==== The data ====

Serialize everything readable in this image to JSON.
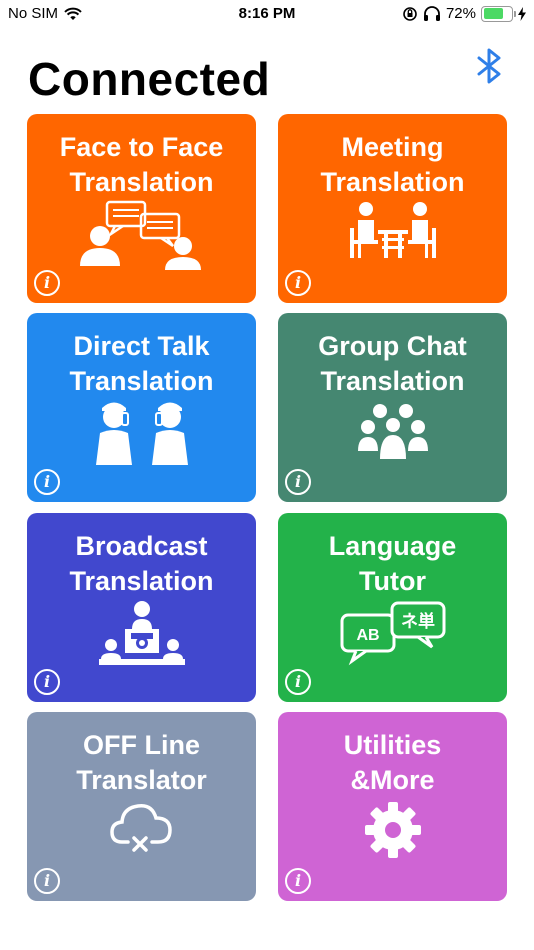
{
  "status_bar": {
    "carrier": "No SIM",
    "time": "8:16 PM",
    "battery_percent": "72%",
    "battery_level": 0.72
  },
  "header": {
    "title": "Connected",
    "bluetooth_icon": "bluetooth-icon"
  },
  "tiles": [
    {
      "id": "face-to-face",
      "line1": "Face to Face",
      "line2": "Translation",
      "color": "#FF6600",
      "icon": "face-to-face-icon"
    },
    {
      "id": "meeting",
      "line1": "Meeting",
      "line2": "Translation",
      "color": "#FF6600",
      "icon": "meeting-icon"
    },
    {
      "id": "direct-talk",
      "line1": "Direct Talk",
      "line2": "Translation",
      "color": "#2289EE",
      "icon": "direct-talk-icon"
    },
    {
      "id": "group-chat",
      "line1": "Group Chat",
      "line2": "Translation",
      "color": "#458771",
      "icon": "group-chat-icon"
    },
    {
      "id": "broadcast",
      "line1": "Broadcast",
      "line2": "Translation",
      "color": "#4148CE",
      "icon": "broadcast-icon"
    },
    {
      "id": "language-tutor",
      "line1": "Language",
      "line2": "Tutor",
      "color": "#23B24A",
      "icon": "language-tutor-icon",
      "bubble_left": "AB",
      "bubble_right": "ネ単"
    },
    {
      "id": "offline",
      "line1": "OFF Line",
      "line2": "Translator",
      "color": "#8697B2",
      "icon": "cloud-offline-icon"
    },
    {
      "id": "utilities",
      "line1": "Utilities",
      "line2": "&More",
      "color": "#CF64D4",
      "icon": "gear-icon"
    }
  ],
  "info_symbol": "i",
  "colors": {
    "accent": "#2F7FE8"
  }
}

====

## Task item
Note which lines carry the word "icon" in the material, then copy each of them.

## Response to this task
    "bluetooth_icon": "bluetooth-icon"
      "icon": "face-to-face-icon"
      "icon": "meeting-icon"
      "icon": "direct-talk-icon"
      "icon": "group-chat-icon"
      "icon": "broadcast-icon"
      "icon": "language-tutor-icon",
      "icon": "cloud-offline-icon"
      "icon": "gear-icon"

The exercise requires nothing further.